Suicide attack on mosque in Afghanistan’s Gardez kills 48

Report
from Action on Armed Violence
Published on 06 Aug 2018 View Original

By Jennifer Dathan

On Friday, August 3rd 2018, a suicide attack on a Shia mosque in Gardez city, in Afghanistan’s Paktia province, left at least 48 dead and over 70 injured.

Two suicide bombers, said to be disguised in burkas, carried out the attack which has been claimed by ISISthrough their Amaq news agency.

In comments by UNAMA chief, Tadamichi Yamamoto, on the incident he stressed that, “such attacks directed against congregations and places of worship are serious violations of international law that may amount to war crimes.”

Action on Armed Violence (AOAV) has been monitoring explosive violence harm across the globe since October 2010.

In the first half of 2018, Action on Armed Violence recorded 2,002 civilian casualties from explosive violence in Afghanistan, compared to the 1,581 civilian casualties recorded in the same period last year – an increase of 27%.

From January to the end of June 2018, the main cause of civilian casualties from explosive violence in Afghanistan continues to be improvised explosive devices (IEDs), responsible for 83% of all civilian casualties.

Civilian casualties from ISIS bombings in particular have seen a considerable rise. AOAV recorded a 345% increase in the number of civilian casualties from IED attacks claimed by ISIS and their affiliates in Afghanistan (136 to 605) in the first half of 2018.

With civilian casualties from IEDs increasing year-on-year in Afghanistan since 2013, 2017 saw a rise of 40% compared to the previous year. And, for the first time in AOAV’s recording, Afghanistan was the country worst impacted by IEDs – a spot claimed by Iraq for the previous six years.

With civilian casualties already set to be higher this year in Afghanistan, the level of IED harm should be of considerable concern.

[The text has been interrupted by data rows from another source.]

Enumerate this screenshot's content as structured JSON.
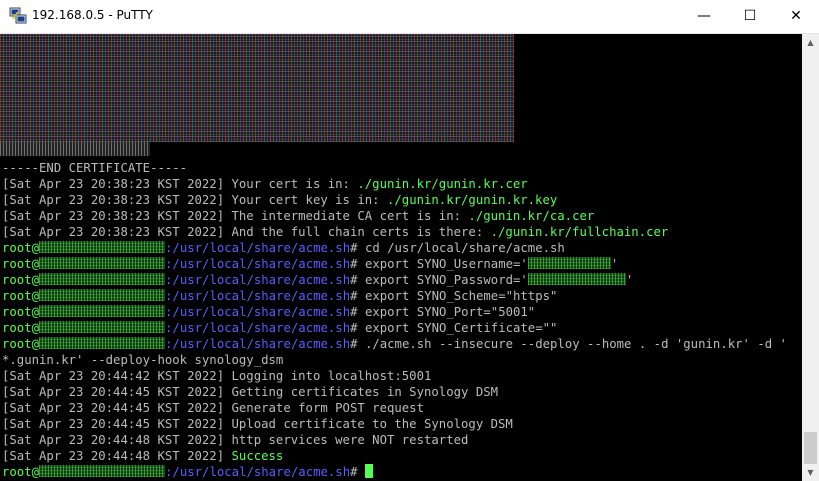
{
  "window": {
    "title": "192.168.0.5 - PuTTY",
    "icon": "putty-icon",
    "controls": {
      "minimize": "—",
      "maximize": "☐",
      "close": "✕"
    }
  },
  "terminal": {
    "colors": {
      "background": "#000000",
      "text": "#bbbbbb",
      "green": "#55ff55",
      "blue": "#5c5cff"
    },
    "end_certificate": "-----END CERTIFICATE-----",
    "cert_lines": [
      {
        "prefix": "[Sat Apr 23 20:38:23 KST 2022] Your cert is in: ",
        "path": "./gunin.kr/gunin.kr.cer"
      },
      {
        "prefix": "[Sat Apr 23 20:38:23 KST 2022] Your cert key is in: ",
        "path": "./gunin.kr/gunin.kr.key"
      },
      {
        "prefix": "[Sat Apr 23 20:38:23 KST 2022] The intermediate CA cert is in: ",
        "path": "./gunin.kr/ca.cer"
      },
      {
        "prefix": "[Sat Apr 23 20:38:23 KST 2022] And the full chain certs is there: ",
        "path": "./gunin.kr/fullchain.cer"
      }
    ],
    "prompt": {
      "user": "root@",
      "path": ":/usr/local/share/acme.sh",
      "symbol": "# "
    },
    "commands": {
      "cd": "cd /usr/local/share/acme.sh",
      "username_pre": "export SYNO_Username='",
      "username_post": "'",
      "password_pre": "export SYNO_Password='",
      "password_post": "'",
      "scheme": "export SYNO_Scheme=\"https\"",
      "port": "export SYNO_Port=\"5001\"",
      "certificate": "export SYNO_Certificate=\"\"",
      "deploy": "./acme.sh --insecure --deploy --home . -d 'gunin.kr' -d '",
      "deploy_cont": "*.gunin.kr' --deploy-hook synology_dsm"
    },
    "deploy_log": [
      "[Sat Apr 23 20:44:42 KST 2022] Logging into localhost:5001",
      "[Sat Apr 23 20:44:45 KST 2022] Getting certificates in Synology DSM",
      "[Sat Apr 23 20:44:45 KST 2022] Generate form POST request",
      "[Sat Apr 23 20:44:45 KST 2022] Upload certificate to the Synology DSM",
      "[Sat Apr 23 20:44:48 KST 2022] http services were NOT restarted"
    ],
    "success_line": {
      "prefix": "[Sat Apr 23 20:44:48 KST 2022] ",
      "status": "Success"
    }
  },
  "scrollbar": {
    "up_arrow": "▲",
    "down_arrow": "▼"
  }
}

AOAV calls for states and international organisations to work collaboratively to generate greater awareness of the number of civilians killed and injured each year by IEDs, and encourage a greater stigma from political, religious and social leaders on the use of IEDs. There is an urgent need for preventative measures to be implemented by States and the international community.